Your objective: Pull each line holding the word "screenshot" from the data.

Dataset rows describing interfaces:

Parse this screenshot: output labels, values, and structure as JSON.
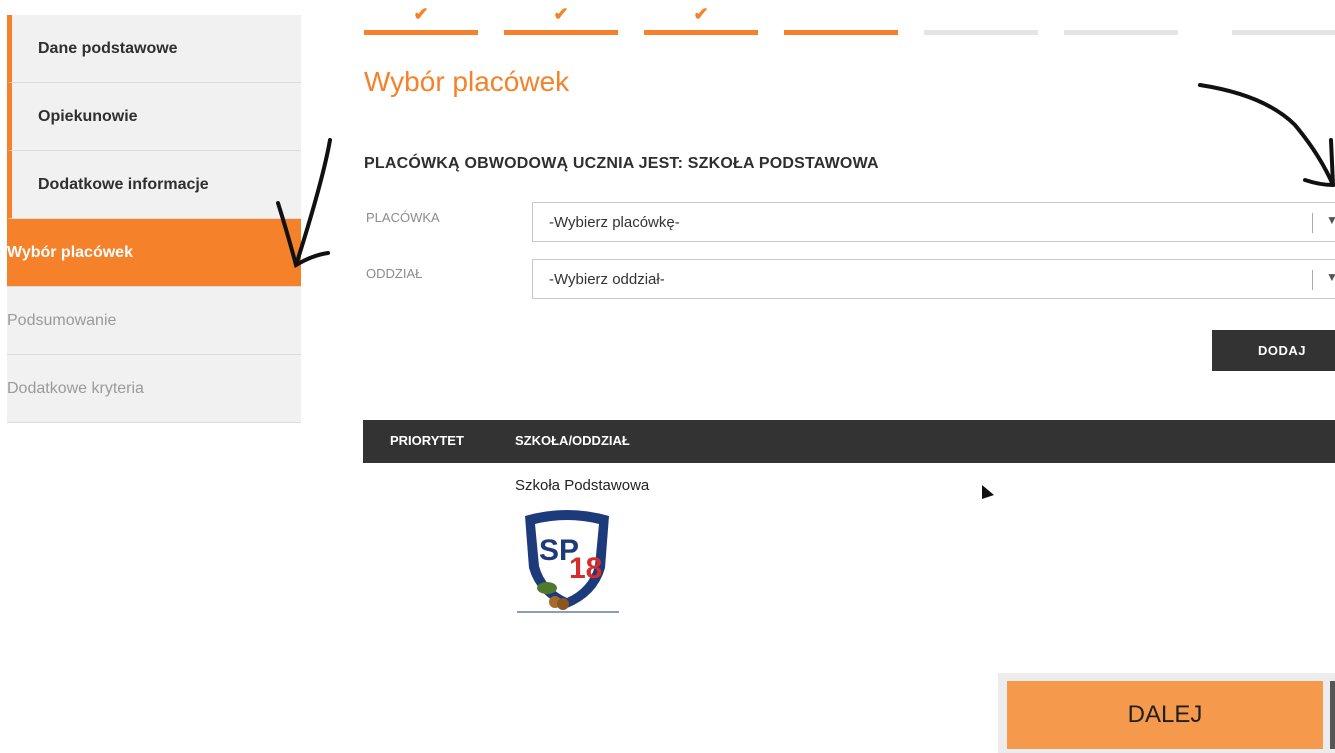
{
  "sidebar": {
    "items": [
      {
        "label": "Dane podstawowe"
      },
      {
        "label": "Opiekunowie"
      },
      {
        "label": "Dodatkowe informacje"
      },
      {
        "label": "Wybór placówek"
      },
      {
        "label": "Podsumowanie"
      },
      {
        "label": "Dodatkowe kryteria"
      }
    ]
  },
  "steps": {
    "check": "✔"
  },
  "page": {
    "title": "Wybór placówek",
    "subtitle": "PLACÓWKĄ OBWODOWĄ UCZNIA JEST: SZKOŁA PODSTAWOWA"
  },
  "form": {
    "placowka_label": "PLACÓWKA",
    "placowka_value": "-Wybierz placówkę-",
    "oddzial_label": "ODDZIAŁ",
    "oddzial_value": "-Wybierz oddział-",
    "add_button": "DODAJ"
  },
  "table": {
    "headers": [
      "PRIORYTET",
      "SZKOŁA/ODDZIAŁ"
    ],
    "rows": [
      {
        "school": "Szkoła Podstawowa"
      }
    ]
  },
  "logo": {
    "text": "SP18"
  },
  "footer": {
    "next_button": "DALEJ"
  },
  "colors": {
    "accent": "#f5822a",
    "dark": "#333333"
  }
}
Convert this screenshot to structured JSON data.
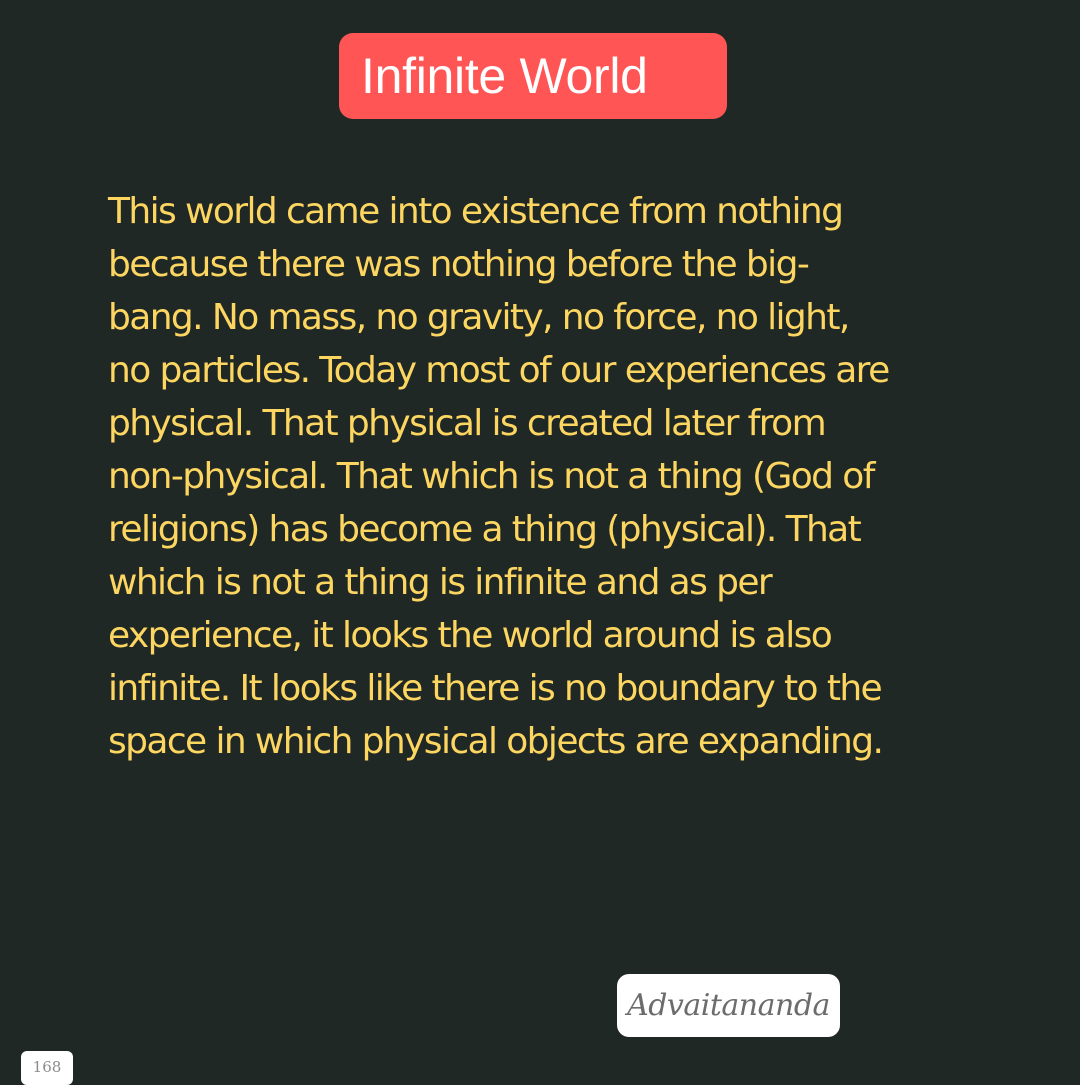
{
  "title": "Infinite World",
  "body_lines": [
    "This world came into existence from nothing",
    "because there was nothing before the big-",
    "bang. No mass, no gravity, no force, no light,",
    "no particles. Today most of our experiences are",
    "physical. That physical is created later from",
    "non-physical. That which is not a thing (God of",
    "religions) has become a thing (physical). That",
    "which is not a thing is infinite and as per",
    "experience, it looks the world around is also",
    "infinite. It looks like there is no boundary to the",
    "space in which physical objects are expanding."
  ],
  "signature": "Advaitananda",
  "page_number": "168",
  "colors": {
    "background": "#202826",
    "title_badge": "#ff5554",
    "body_text": "#fcd660"
  }
}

Answer section:
Parse this screenshot: output labels, values, and structure as JSON.
Convert this screenshot to structured JSON data.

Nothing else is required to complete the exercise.